What does this fecund memoir rush in publishing tells us about ourselves as a culture? Is this the answer Genzlinger fears? I think it tells us something we shouldn’t worry about: we’re having a conversation with each other in the best way we can, since we may never meet. I’ve read a lot of memoir, since the start of recorded history, and so when I say always, I mean always, since we could write and eventually publish: we’re listening to each other, for all the wrong and right reasons we always have: prurient curiosity, absolution, confirmation, snarkiness, grace, boredom, community, joy.
January 31, 2011 § 21 Comments
Neil Genzlinger, staff editor at The New York Times, offered up a particularly cranky complaint about ‘too many memoirs’ in the Book Review yesterday. I find it fascinating that Genzlinger and others still get so incensed about the presence of memoirs — people write them, you can read them, or you can choose not to. But certain folks feel offended, violated, it seems, by the mere existence of these books, and I’m tempted to get my psychology degree just to learn what is going on inside their brains.
Genzlinger complains, for instance:
Memoirs have been disgorged by virtually everyone who has ever had cancer, been anorexic, battled depression, lost weight. By anyone who has ever taught an underprivileged child, adopted an underprivileged child or been an underprivileged child …
No one wants to relive your misery. Say you get stuck under a rock and have to cut off your own arm to escape. If, as you’re using your remaining hand to write a memoir about the experience, your only purpose in doing so is to make readers feel the blade and scream in pain, you should stop. You’re a sadist, not a memoirist; you merely want to make readers suffer as you suffered, not entertain or enlighten them.
The problem with Genzlinger’s argument, and most similar anti-memoir attacks, is that he is not arguing against the writing of memoir, he is arguing against badly-written memoirs. In his essay, he ‘reviews’ three recent memoirs that he finds particularly egregious, to prove his point.
Well, exactly. If you write badly, shallowly, without discovery into your life because you have had “cancer, been anorexic, battled depression, lost weight … taught an underprivileged child, adopted an underprivileged child or been an underprivileged child” then you will have written badly, and the book will be a bad book. That doesn’t indict an entire genre.

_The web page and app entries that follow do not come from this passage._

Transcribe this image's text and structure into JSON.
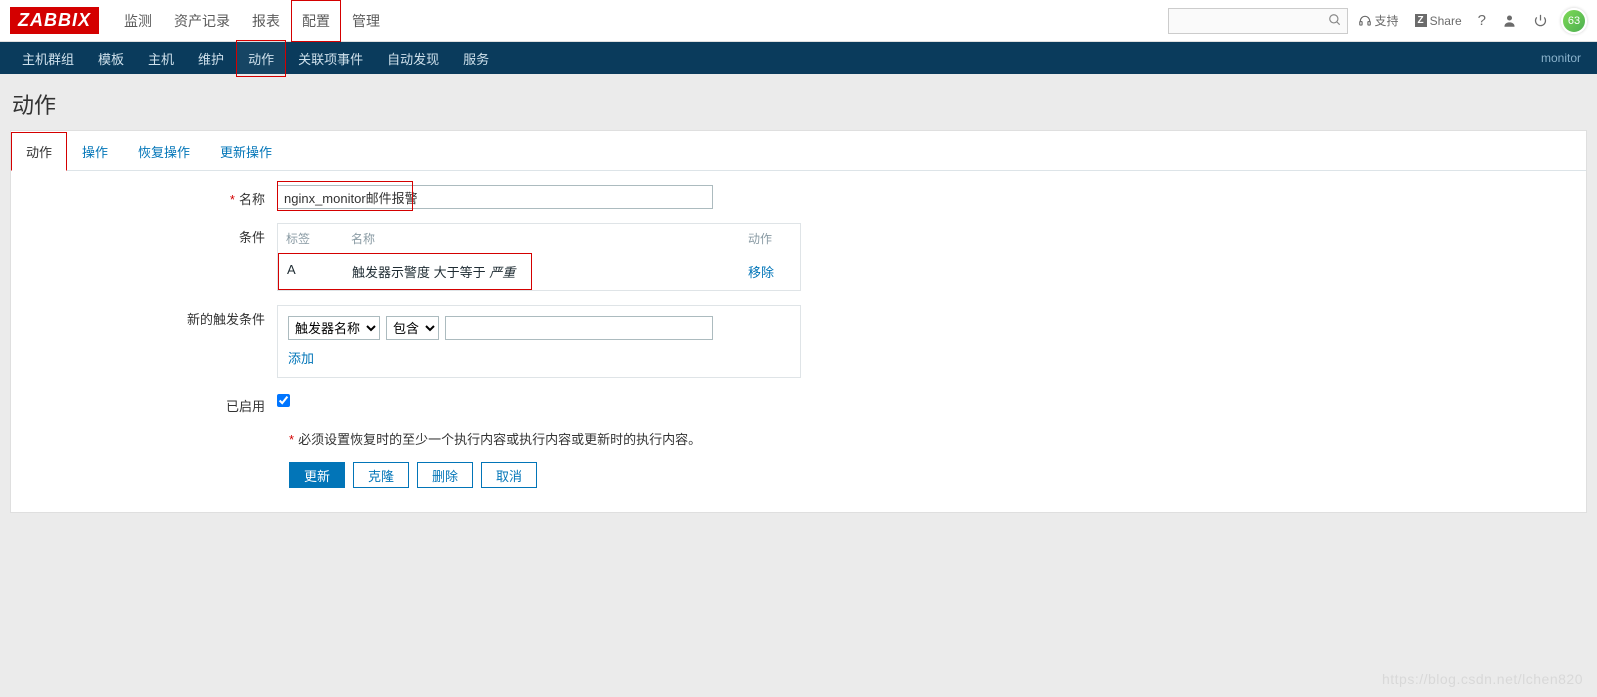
{
  "brand": "ZABBIX",
  "top_menu": [
    "监测",
    "资产记录",
    "报表",
    "配置",
    "管理"
  ],
  "top_menu_active_index": 3,
  "top_right": {
    "support": "支持",
    "share": "Share",
    "badge": "63"
  },
  "sub_menu": [
    "主机群组",
    "模板",
    "主机",
    "维护",
    "动作",
    "关联项事件",
    "自动发现",
    "服务"
  ],
  "sub_menu_active_index": 4,
  "sub_right": "monitor",
  "page_title": "动作",
  "tabs": [
    "动作",
    "操作",
    "恢复操作",
    "更新操作"
  ],
  "tabs_active_index": 0,
  "form": {
    "name_label": "名称",
    "name_value": "nginx_monitor邮件报警",
    "conditions_label": "条件",
    "conditions_header": {
      "tag": "标签",
      "name": "名称",
      "action": "动作"
    },
    "condition_rows": [
      {
        "tag": "A",
        "name_prefix": "触发器示警度 大于等于 ",
        "name_italic": "严重",
        "action": "移除"
      }
    ],
    "new_condition_label": "新的触发条件",
    "new_condition_type_options": [
      "触发器名称"
    ],
    "new_condition_op_options": [
      "包含"
    ],
    "new_condition_value": "",
    "add_link": "添加",
    "enabled_label": "已启用",
    "enabled_checked": true,
    "warning": "必须设置恢复时的至少一个执行内容或执行内容或更新时的执行内容。",
    "buttons": {
      "update": "更新",
      "clone": "克隆",
      "delete": "删除",
      "cancel": "取消"
    }
  },
  "watermark": "https://blog.csdn.net/lchen820"
}
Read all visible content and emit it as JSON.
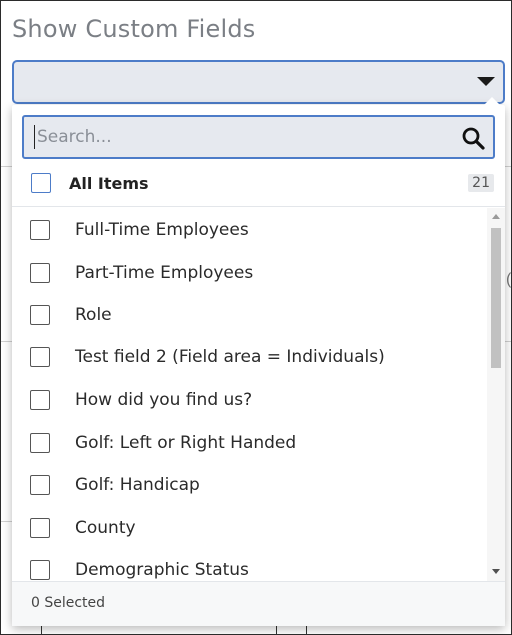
{
  "page": {
    "title": "Show Custom Fields"
  },
  "select": {
    "value": ""
  },
  "search": {
    "placeholder": "Search...",
    "value": ""
  },
  "all_items": {
    "label": "All Items",
    "count": "21",
    "checked": false
  },
  "items": [
    {
      "label": "Full-Time Employees",
      "checked": false
    },
    {
      "label": "Part-Time Employees",
      "checked": false
    },
    {
      "label": "Role",
      "checked": false
    },
    {
      "label": "Test field 2 (Field area = Individuals)",
      "checked": false
    },
    {
      "label": "How did you find us?",
      "checked": false
    },
    {
      "label": "Golf: Left or Right Handed",
      "checked": false
    },
    {
      "label": "Golf: Handicap",
      "checked": false
    },
    {
      "label": "County",
      "checked": false
    },
    {
      "label": "Demographic Status",
      "checked": false
    }
  ],
  "footer": {
    "status": "0 Selected"
  },
  "colors": {
    "accent": "#4d7cc8",
    "field_bg": "#e6e9ef",
    "title_gray": "#7b7f85"
  },
  "icons": {
    "search": "search-icon",
    "caret": "caret-down-icon"
  }
}
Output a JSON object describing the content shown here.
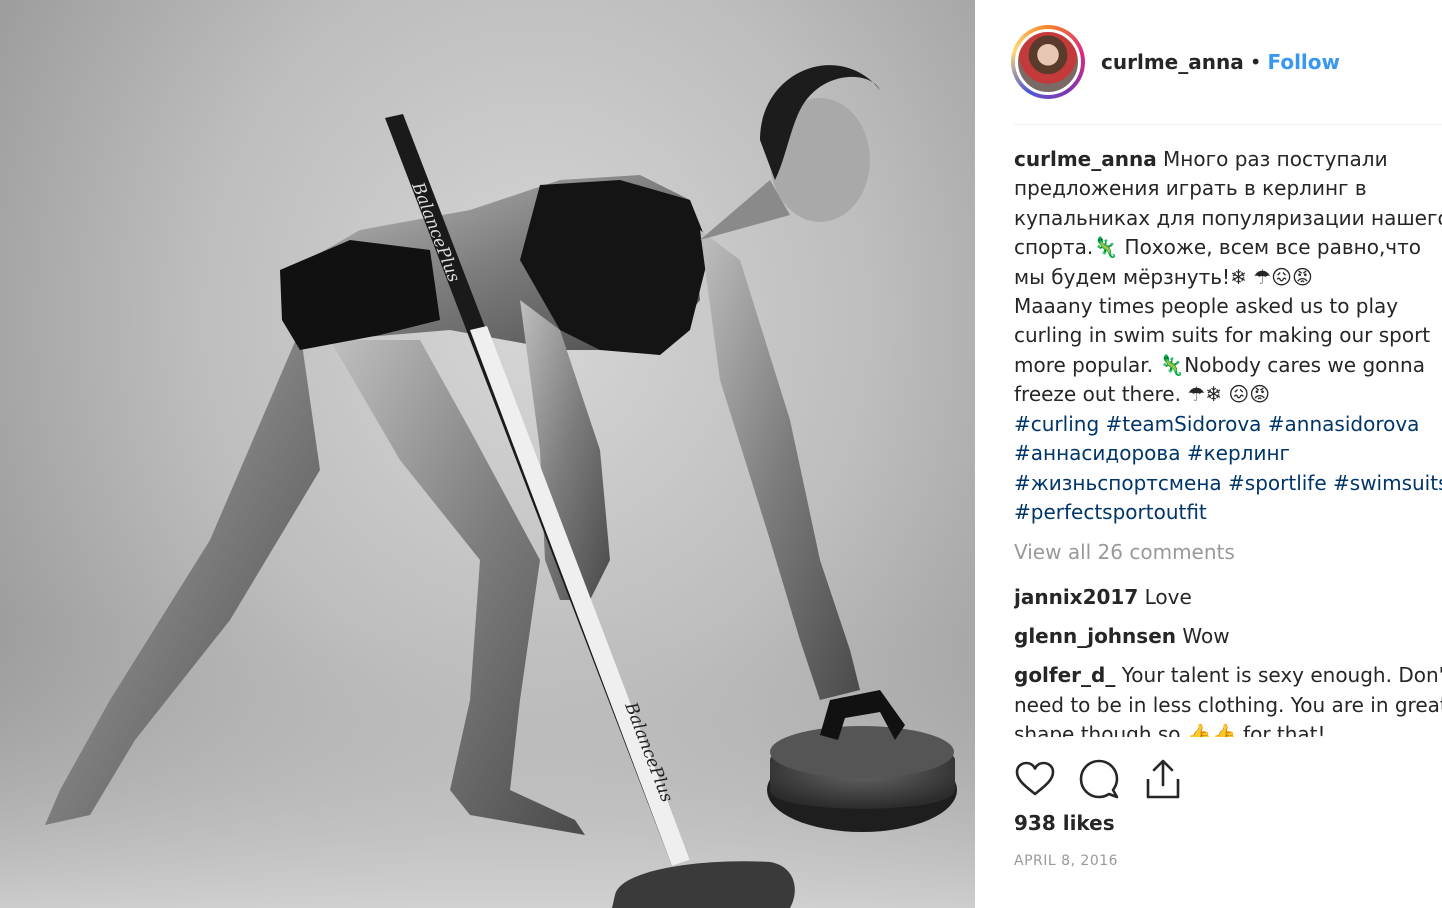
{
  "header": {
    "username": "curlme_anna",
    "separator": "•",
    "follow_label": "Follow"
  },
  "caption": {
    "username": "curlme_anna",
    "text_ru": " Много раз поступали предложения играть в керлинг в купальниках для популяризации нашего спорта.🦎 Похоже, всем все равно,что мы будем мёрзнуть!❄ ☂😖😡\nMaaany times people asked us to play curling in swim suits for making our sport more popular. 🦎Nobody cares we gonna freeze out there. ☂❄ 😖😡",
    "hashtags": [
      "#curling",
      "#teamSidorova",
      "#annasidorova",
      "#аннасидорова",
      "#керлинг",
      "#жизньспортсмена",
      "#sportlife",
      "#swimsuits",
      "#perfectsportoutfit"
    ]
  },
  "view_all_comments": "View all 26 comments",
  "comments": [
    {
      "user": "jannix2017",
      "text": "Love"
    },
    {
      "user": "glenn_johnsen",
      "text": "Wow"
    },
    {
      "user": "golfer_d_",
      "text": "Your talent is sexy enough. Don't need to be in less clothing. You are in great shape though so 👍👍 for that!"
    }
  ],
  "likes": "938 likes",
  "date": "APRIL 8, 2016",
  "broom_brand": "BalancePlus",
  "icons": {
    "like": "heart-icon",
    "comment": "comment-bubble-icon",
    "share": "share-icon"
  },
  "colors": {
    "follow": "#3897f0",
    "hashtag": "#003569",
    "muted": "#999999"
  }
}
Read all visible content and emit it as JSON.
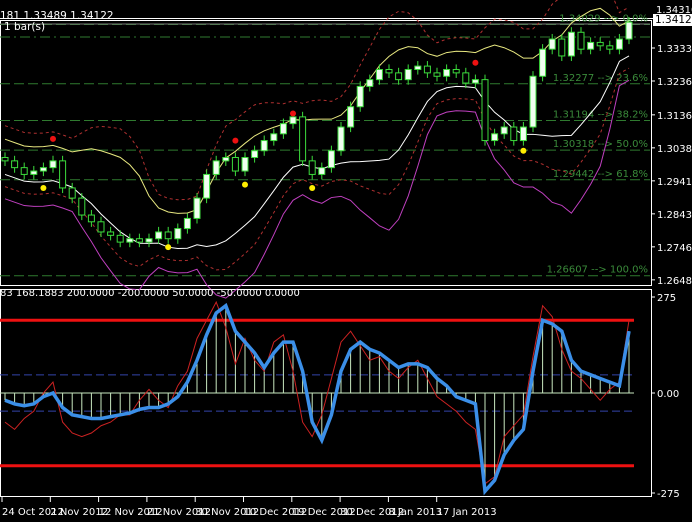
{
  "main": {
    "info_line": "181 1.33489 1.34122",
    "bars_info": "1 bar(s)",
    "current_price": "1.34122",
    "top_price_label": "1.34310",
    "price_labels": [
      {
        "text": "1.33335",
        "value": 1.33335
      },
      {
        "text": "1.32360",
        "value": 1.3236
      },
      {
        "text": "1.31360",
        "value": 1.3136
      },
      {
        "text": "1.30385",
        "value": 1.30385
      },
      {
        "text": "1.29410",
        "value": 1.2941
      },
      {
        "text": "1.28435",
        "value": 1.28435
      },
      {
        "text": "1.27460",
        "value": 1.2746
      },
      {
        "text": "1.26485",
        "value": 1.26485
      }
    ],
    "fib_levels": [
      {
        "text": "1.34029 --> 0.0%",
        "value": 1.34029
      },
      {
        "text": "1.32277 --> 23.6%",
        "value": 1.32277
      },
      {
        "text": "1.31194 --> 38.2%",
        "value": 1.31194
      },
      {
        "text": "1.30318 --> 50.0%",
        "value": 1.30318
      },
      {
        "text": "1.29442 --> 61.8%",
        "value": 1.29442
      },
      {
        "text": "1.26607 --> 100.0%",
        "value": 1.26607
      }
    ],
    "closes": [
      1.3,
      1.298,
      1.296,
      1.297,
      1.298,
      1.3,
      1.292,
      1.289,
      1.284,
      1.282,
      1.279,
      1.278,
      1.276,
      1.277,
      1.276,
      1.277,
      1.279,
      1.277,
      1.28,
      1.283,
      1.289,
      1.296,
      1.3,
      1.301,
      1.297,
      1.301,
      1.303,
      1.306,
      1.308,
      1.311,
      1.313,
      1.3,
      1.296,
      1.298,
      1.303,
      1.31,
      1.316,
      1.322,
      1.324,
      1.327,
      1.326,
      1.324,
      1.327,
      1.328,
      1.326,
      1.325,
      1.327,
      1.326,
      1.323,
      1.324,
      1.306,
      1.308,
      1.31,
      1.306,
      1.31,
      1.325,
      1.333,
      1.336,
      1.331,
      1.338,
      1.333,
      1.335,
      1.334,
      1.333,
      1.336,
      1.341
    ],
    "fractals_up": [
      [
        5,
        1.3065
      ],
      [
        24,
        1.306
      ],
      [
        30,
        1.314
      ],
      [
        49,
        1.329
      ]
    ],
    "fractals_down": [
      [
        4,
        1.292
      ],
      [
        17,
        1.2745
      ],
      [
        25,
        1.293
      ],
      [
        32,
        1.292
      ],
      [
        54,
        1.303
      ]
    ]
  },
  "indicator": {
    "info_line": "83 168.1883 200.0000 -200.0000 50.0000 -50.0000 0.0000",
    "scale_labels": [
      {
        "text": "275",
        "value": 275
      },
      {
        "text": "0.00",
        "value": 0
      },
      {
        "text": "-275",
        "value": -275
      }
    ],
    "levels": {
      "high": 200,
      "low": -200,
      "mid_high": 50,
      "mid_low": -50
    },
    "cci_smooth": [
      -20,
      -30,
      -35,
      -30,
      -10,
      0,
      -40,
      -60,
      -65,
      -70,
      -70,
      -65,
      -60,
      -55,
      -45,
      -40,
      -40,
      -30,
      -10,
      30,
      90,
      160,
      220,
      240,
      170,
      140,
      110,
      70,
      110,
      140,
      140,
      60,
      -80,
      -130,
      -60,
      60,
      120,
      140,
      120,
      110,
      90,
      70,
      80,
      80,
      70,
      40,
      20,
      -10,
      -20,
      -30,
      -270,
      -240,
      -170,
      -130,
      -100,
      60,
      200,
      190,
      170,
      90,
      60,
      50,
      40,
      30,
      20,
      170
    ],
    "cci_raw": [
      -80,
      -100,
      -70,
      -50,
      0,
      30,
      -80,
      -110,
      -120,
      -110,
      -90,
      -80,
      -60,
      -60,
      -20,
      10,
      -20,
      -40,
      20,
      60,
      150,
      200,
      250,
      180,
      80,
      150,
      90,
      60,
      140,
      160,
      60,
      -80,
      -120,
      -60,
      40,
      140,
      170,
      130,
      90,
      100,
      60,
      40,
      70,
      90,
      40,
      -10,
      -30,
      -50,
      -80,
      -100,
      -250,
      -230,
      -120,
      -90,
      -60,
      100,
      240,
      210,
      120,
      60,
      40,
      10,
      -20,
      10,
      30,
      200
    ],
    "colors": {
      "smooth": "#3b8fe8",
      "raw": "#cc2222",
      "level": "#ee1111",
      "dash": "#3344aa",
      "hist": "#c8e8c0"
    }
  },
  "time_axis": [
    "24 Oct 2012",
    "2 Nov 2012",
    "12 Nov 2012",
    "21 Nov 2012",
    "30 Nov 2012",
    "10 Dec 2012",
    "19 Dec 2012",
    "30 Dec 2012",
    "8 Jan 2013",
    "17 Jan 2013"
  ]
}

Oh well. New York has been in a cold snap lately. All this recent hot air might serve a purpose.